I just got back from two weeks in Spain climbing at Margalef. Sorry I wasn’t able to blog from there this time. I got some interesting climbs done.
I like to keep my level as high as possible in lots of climbing disciplines, and this means doing each of them as often as I can manage. But one I only do very rarely is free-soloing. In fact, I’ve only soloed two routes in the past nine years. I explained why here.
Right now I am preparing for a very special project I am trying on Ben Nevis and I already completed one or two of my training climbs which I saw as benchmarks for a prerequisite physical level. But it’s obviously just as important to spend time doing some psychological skills training for a climb where the seriousness of a fall could not be higher. For this climb I need to be able to climb 8c+/9a in an unprotected position. So I must have great confidence in my ability to make good decisions in a situation close to my physical limit but under a lot of psychological pressure.
So I decided to try to make a small increase in my free soloing top level; from 8b to 8c. 8c solo seemed like the right level to test and develop my control. The necessary ingredients were a climb at a high enough level that the moves would be totally committing, and one where the random objective danger of loose rock would not enter the risk equation.
Last spring I did the third ascent of an 8c in Margalef called Darwin Dixit. I remember having one of those amazing days when you just seem to climb a grade harder than normal and everything feels easy. I remember locking off on the crux mono and chalking up on a move that was previously a slap and thinking to myself in the moment – ‘I would be ok soloing here’. That feeling planted a seed that rumbled in my mind throughout 2007 and grew into something significant when I was searching for good training climbs for my Nevis project.
Claire enjoying hanging out in a chilly Spanish morning
On March 4th I soloed the route at 9am. I wrote a diary of my feelings about the preparation and ascent of the climb, which is a bit long for this blog so I’ll probably publish these elsewhere. But I can say that it was a very relaxed and positive few minutes at the crag. Claire filmed the ascent for the film we are making this year and she seemed very relaxed too. I felt utterly focused, and in the classic performance paradox of extreme effort but feeling effortless at the same time. I also felt the large margin of reserve I was looking for.
I guess it’s cool that it might be the first 8c free solo (i.e. not highball bouldering and climbed without any mats or spotters). I just did a bit of googling on soloing and came up with two articles criticising the glamorisation of some other free-solo ascents in the media.
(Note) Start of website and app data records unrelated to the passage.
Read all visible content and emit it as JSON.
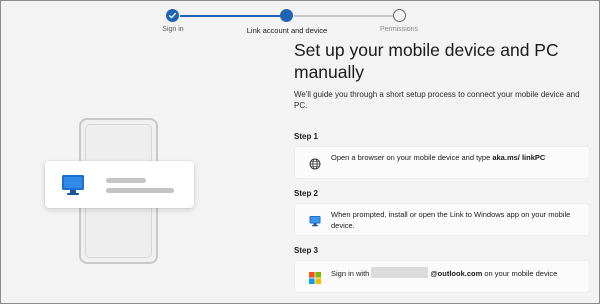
{
  "stepper": {
    "steps": [
      {
        "label": "Sign in",
        "state": "done"
      },
      {
        "label": "Link account and device",
        "state": "current"
      },
      {
        "label": "Permissions",
        "state": "todo"
      }
    ]
  },
  "main": {
    "title": "Set up your mobile device and PC manually",
    "subtitle": "We'll guide you through a short setup process to connect your mobile device and PC.",
    "steps": [
      {
        "heading": "Step 1",
        "icon": "globe-icon",
        "text_before": "Open a browser on your mobile device and type ",
        "text_strong": "aka.ms/ linkPC",
        "text_after": ""
      },
      {
        "heading": "Step 2",
        "icon": "link-to-windows-icon",
        "text": "When prompted, install or open the Link to Windows app on your mobile device."
      },
      {
        "heading": "Step 3",
        "icon": "microsoft-logo-icon",
        "text_before": "Sign in with",
        "text_strong": "@outlook.com",
        "text_after": " on your mobile device"
      }
    ]
  },
  "colors": {
    "accent": "#1f63b5",
    "background": "#f3f3f3",
    "card": "#fbfbfb"
  }
}
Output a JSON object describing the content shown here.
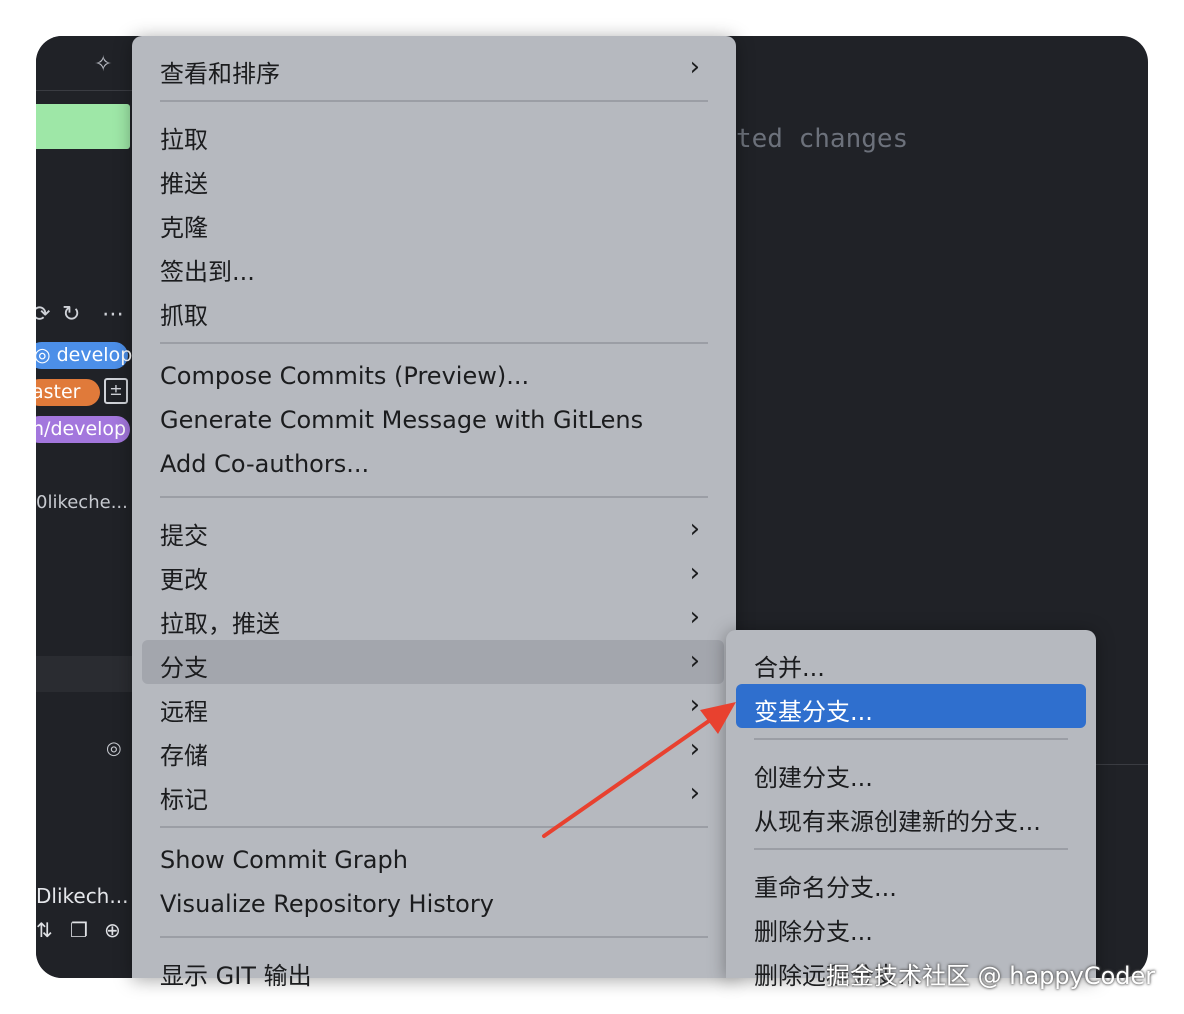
{
  "background_editor_text": "ted changes",
  "sidebar": {
    "branch_labels": [
      "develop",
      "aster",
      "n/develop"
    ],
    "author_top": "0likeche...",
    "author_bottom": "Dlikech...",
    "icons": [
      "sparkle-icon",
      "sync-icon",
      "refresh-icon",
      "more-icon",
      "stash-icon",
      "radio-icon",
      "pull-request-icon",
      "copy-icon",
      "globe-icon"
    ]
  },
  "menu": {
    "items": [
      {
        "label": "查看和排序",
        "submenu": true
      },
      {
        "label": "拉取"
      },
      {
        "label": "推送"
      },
      {
        "label": "克隆"
      },
      {
        "label": "签出到..."
      },
      {
        "label": "抓取"
      },
      {
        "label": "Compose Commits (Preview)..."
      },
      {
        "label": "Generate Commit Message with GitLens"
      },
      {
        "label": "Add Co-authors..."
      },
      {
        "label": "提交",
        "submenu": true
      },
      {
        "label": "更改",
        "submenu": true
      },
      {
        "label": "拉取，推送",
        "submenu": true
      },
      {
        "label": "分支",
        "submenu": true,
        "highlighted": true
      },
      {
        "label": "远程",
        "submenu": true
      },
      {
        "label": "存储",
        "submenu": true
      },
      {
        "label": "标记",
        "submenu": true
      },
      {
        "label": "Show Commit Graph"
      },
      {
        "label": "Visualize Repository History"
      },
      {
        "label": "显示 GIT 输出"
      }
    ],
    "chevron": "›"
  },
  "submenu": {
    "items": [
      {
        "label": "合并..."
      },
      {
        "label": "变基分支...",
        "selected": true
      },
      {
        "label": "创建分支..."
      },
      {
        "label": "从现有来源创建新的分支..."
      },
      {
        "label": "重命名分支..."
      },
      {
        "label": "删除分支..."
      },
      {
        "label": "删除远程分支..."
      }
    ]
  },
  "annotation": {
    "arrow_color": "#e8412f"
  },
  "watermark": "掘金技术社区 @ happyCoder",
  "colors": {
    "menu_bg": "#b6b9bf",
    "selected_bg": "#2f6fce",
    "highlight_bg": "#a3a6ad",
    "window_bg": "#202227",
    "pill_develop": "#4c8fe8",
    "pill_master": "#e07a3a",
    "pill_origin": "#a377dd",
    "green_bar": "#9ee7a7"
  }
}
What I have to say about this is as follows:
I feel that everyone should be encouraged to find and extend their limits. I agreed and was inspired by Alex Huber when he talked about finding his limits in soloing after his free solo of Kommunist 8b+ a couple of years ago. But anyone should think carefully about why they do something as potentially dangerous as soloing a hard rock climb. Your motivation should always be to extend your own limits in this arena, never to compare against anyone else’s. And you should use your mind to extend this limit by knowing yourself and your ability before you leave the ground, never by letting your ego get you into a situation where you must fight for your life! Free soloing must be done perfectly or not at all – you owe this to the people who care about you. But this area of great understanding of one’s own mind and body forms the attraction of soloing. And if you know you have that understanding, then soloing can be rewarding on a deep level. If you ever find yourself at the foot of a solo climb, wondering if you do have that understanding, you almost certainly don’t. Solo climbing is about really knowing, and when you have this feeling it will stand out in your mind so much that you will not have to wonder whether it’s real or not.
Can soloing be safe? Yes. Is it always safe? No! Even for the few who can be in complete control of their body and mind on a solo, they cannot be in control of the rock or the weather. That said, soloists awareness and anticipation of these is exceptional because of their experience and huge dedication to their chosen task. Is soloing worth the risk? Sometimes. As I’ve said before, the risks of doing things in life have to weighed up against the risks of not doing things. Balance of risk and reward is for everyone to think hard upon and then take the right path for them.
Claire’s pictures of the solo of Darwin Dixit and her thoughts on filming the route are on her blog.
PS: After the solo was completed I had a great few days on the cliffs of Margalef and felt reasonably fit with some 8a onsights, my first 8a+ onsight (and almost an 8b arrgh!) and I could consistently climb 8b+ and 8c in a day. So I have made some progress in my training although my body is still a little heavy. Some pics of these below and more on Claire’s blog. Dave Redpath blogged about the trip here.